Fourth: The old family structure of the early C20th no longer applies to most actual families. Working routines of parents, and indeed patterns of parenting, have changed. Hundred year old 'school hours' based on a late-morning-to-mid-afternoon single shift, are ridiculous in the C21st. They need to become flexible to meet the differing needs of parents. Shifts would be a good start.
Fifth: When our hierarchical school system, based on teaching, became free and compulsory in the late C19th, the mass of people were just starting to read and write. In the C21st, we have very high literacy and we have a thing called the World Wide Web. I observe young people increasingly teaching themselves – really learning – outside of school hours, thanks to the Internet. I know young people who have started the process of learning languages and musical instruments in this way, and teaching themselves techniques in sport and art and maths and Info Technologies as well. There's no end to what one can learn via the Internet. Why then are young people of school age still compelled to be taught, for so many set hours each day, in buildings that are essentially no different in their arrangements and hierarchies than those of the factory era? Despite the placement of computers in schools, our old-fashioned and antiquated school system is holding back real learning.
Sixth: The essence of learning is 'out there' in the real world. I learned ten times as much about politics and how power works as a young revolutionist who took to the streets to overthrow capitalism than I ever learned at school or in 'Politics 1' at university. As Mao said: "If you want knowledge, you must take part in the practice of changing reality".

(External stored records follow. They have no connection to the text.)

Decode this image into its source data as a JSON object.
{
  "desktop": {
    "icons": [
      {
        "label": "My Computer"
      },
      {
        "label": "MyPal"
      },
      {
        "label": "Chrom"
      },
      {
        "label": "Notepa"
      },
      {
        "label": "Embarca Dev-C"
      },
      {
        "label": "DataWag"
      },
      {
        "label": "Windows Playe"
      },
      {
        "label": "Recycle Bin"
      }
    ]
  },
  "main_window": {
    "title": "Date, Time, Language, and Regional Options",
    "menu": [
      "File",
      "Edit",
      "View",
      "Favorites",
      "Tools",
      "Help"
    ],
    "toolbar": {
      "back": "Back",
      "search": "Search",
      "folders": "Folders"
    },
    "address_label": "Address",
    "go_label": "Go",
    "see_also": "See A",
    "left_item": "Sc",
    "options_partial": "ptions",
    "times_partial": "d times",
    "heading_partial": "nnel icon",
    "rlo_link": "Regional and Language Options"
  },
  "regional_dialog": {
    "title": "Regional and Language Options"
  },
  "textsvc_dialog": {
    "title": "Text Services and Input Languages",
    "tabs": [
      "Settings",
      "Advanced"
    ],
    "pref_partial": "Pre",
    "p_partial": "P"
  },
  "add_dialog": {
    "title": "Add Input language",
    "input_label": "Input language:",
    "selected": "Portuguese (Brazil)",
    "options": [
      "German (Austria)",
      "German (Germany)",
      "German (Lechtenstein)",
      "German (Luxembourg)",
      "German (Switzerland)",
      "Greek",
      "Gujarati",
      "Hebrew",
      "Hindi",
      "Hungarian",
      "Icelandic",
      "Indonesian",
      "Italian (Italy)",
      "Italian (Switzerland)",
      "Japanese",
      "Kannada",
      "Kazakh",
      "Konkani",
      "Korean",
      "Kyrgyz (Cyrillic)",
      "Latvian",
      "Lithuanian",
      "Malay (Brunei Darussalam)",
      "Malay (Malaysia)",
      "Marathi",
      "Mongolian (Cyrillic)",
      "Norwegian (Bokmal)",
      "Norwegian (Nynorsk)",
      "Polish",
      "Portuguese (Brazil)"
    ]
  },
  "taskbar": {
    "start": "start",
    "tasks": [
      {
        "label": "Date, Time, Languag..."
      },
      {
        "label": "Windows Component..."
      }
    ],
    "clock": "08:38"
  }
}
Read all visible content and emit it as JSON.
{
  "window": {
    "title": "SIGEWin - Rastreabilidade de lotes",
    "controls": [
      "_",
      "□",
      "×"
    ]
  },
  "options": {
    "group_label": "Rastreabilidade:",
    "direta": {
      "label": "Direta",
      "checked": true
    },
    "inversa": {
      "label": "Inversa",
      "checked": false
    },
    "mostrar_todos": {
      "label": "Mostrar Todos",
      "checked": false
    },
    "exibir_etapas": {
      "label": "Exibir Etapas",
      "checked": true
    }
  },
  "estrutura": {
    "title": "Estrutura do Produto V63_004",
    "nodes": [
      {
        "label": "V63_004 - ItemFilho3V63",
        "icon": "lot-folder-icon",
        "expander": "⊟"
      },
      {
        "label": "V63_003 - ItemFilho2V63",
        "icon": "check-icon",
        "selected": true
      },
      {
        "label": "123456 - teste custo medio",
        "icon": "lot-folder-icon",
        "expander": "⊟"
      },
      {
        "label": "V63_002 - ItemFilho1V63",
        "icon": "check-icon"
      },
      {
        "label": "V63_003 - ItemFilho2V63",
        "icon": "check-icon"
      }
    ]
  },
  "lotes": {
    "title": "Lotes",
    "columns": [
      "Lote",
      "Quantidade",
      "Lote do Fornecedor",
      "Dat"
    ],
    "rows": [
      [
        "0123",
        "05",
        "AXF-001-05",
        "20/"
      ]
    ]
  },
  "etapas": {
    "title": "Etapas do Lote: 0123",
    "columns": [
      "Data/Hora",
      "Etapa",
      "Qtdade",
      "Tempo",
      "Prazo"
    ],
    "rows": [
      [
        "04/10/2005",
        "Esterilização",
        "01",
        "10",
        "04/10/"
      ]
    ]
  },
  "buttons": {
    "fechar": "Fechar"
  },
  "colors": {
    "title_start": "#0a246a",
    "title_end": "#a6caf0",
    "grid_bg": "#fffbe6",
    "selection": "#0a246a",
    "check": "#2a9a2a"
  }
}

Seventh: A good education is one that encourages – I mean, really encourages – dissent and critical thinking. The best subject I ever studied was a high school subject called 'Clear Thinking'. It set me on the road of rebellion, of questioning all received wisdom, as did my History teacher's lessons about how the ancien regimes of Europe regarded themselves as a permanent part of a natural order. (And how so many people accepted that state of affairs, for so long, until they woke up and overthrew them). Today, schools basically indoctrinate kids into the dominant ideology, the gloom and doom ethos of a zombie social system. Not surprisingly, the National History Curriculum advocates the reactionary idea that human progress has reached its 'natural limits'. I doubt whether there was a school in Australia that didn't show its students Al Gore's 'global warming' sci-fi documentary; and I doubt whether there were many that encouraged students to consider the science-based critiques of Gore's alarmism.